Data records for software interfaces
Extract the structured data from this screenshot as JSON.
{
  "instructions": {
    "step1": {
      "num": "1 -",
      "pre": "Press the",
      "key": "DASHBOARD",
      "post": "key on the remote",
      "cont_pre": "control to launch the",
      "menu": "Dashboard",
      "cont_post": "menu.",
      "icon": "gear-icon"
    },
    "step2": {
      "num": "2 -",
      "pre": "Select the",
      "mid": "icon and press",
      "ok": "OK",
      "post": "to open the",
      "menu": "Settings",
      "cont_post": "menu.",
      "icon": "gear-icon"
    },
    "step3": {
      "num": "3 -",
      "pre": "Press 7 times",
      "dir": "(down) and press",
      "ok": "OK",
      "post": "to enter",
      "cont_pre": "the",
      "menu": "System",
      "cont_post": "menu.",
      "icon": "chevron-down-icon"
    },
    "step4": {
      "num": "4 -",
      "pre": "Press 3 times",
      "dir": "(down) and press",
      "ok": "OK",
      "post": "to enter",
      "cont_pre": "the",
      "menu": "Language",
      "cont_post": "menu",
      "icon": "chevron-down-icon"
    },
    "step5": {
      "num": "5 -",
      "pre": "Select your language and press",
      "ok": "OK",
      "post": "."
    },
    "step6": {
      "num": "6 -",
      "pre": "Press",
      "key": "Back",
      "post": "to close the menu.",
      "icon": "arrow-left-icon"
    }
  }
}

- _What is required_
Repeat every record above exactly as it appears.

- _Solution for this exercise_
Extract the structured data from this screenshot as JSON.
{
  "instructions": {
    "step1": {
      "num": "1 -",
      "pre": "Press the",
      "key": "DASHBOARD",
      "post": "key on the remote",
      "cont_pre": "control to launch the",
      "menu": "Dashboard",
      "cont_post": "menu.",
      "icon": "gear-icon"
    },
    "step2": {
      "num": "2 -",
      "pre": "Select the",
      "mid": "icon and press",
      "ok": "OK",
      "post": "to open the",
      "menu": "Settings",
      "cont_post": "menu.",
      "icon": "gear-icon"
    },
    "step3": {
      "num": "3 -",
      "pre": "Press 7 times",
      "dir": "(down) and press",
      "ok": "OK",
      "post": "to enter",
      "cont_pre": "the",
      "menu": "System",
      "cont_post": "menu.",
      "icon": "chevron-down-icon"
    },
    "step4": {
      "num": "4 -",
      "pre": "Press 3 times",
      "dir": "(down) and press",
      "ok": "OK",
      "post": "to enter",
      "cont_pre": "the",
      "menu": "Language",
      "cont_post": "menu",
      "icon": "chevron-down-icon"
    },
    "step5": {
      "num": "5 -",
      "pre": "Select your language and press",
      "ok": "OK",
      "post": "."
    },
    "step6": {
      "num": "6 -",
      "pre": "Press",
      "key": "Back",
      "post": "to close the menu.",
      "icon": "arrow-left-icon"
    }
  }
}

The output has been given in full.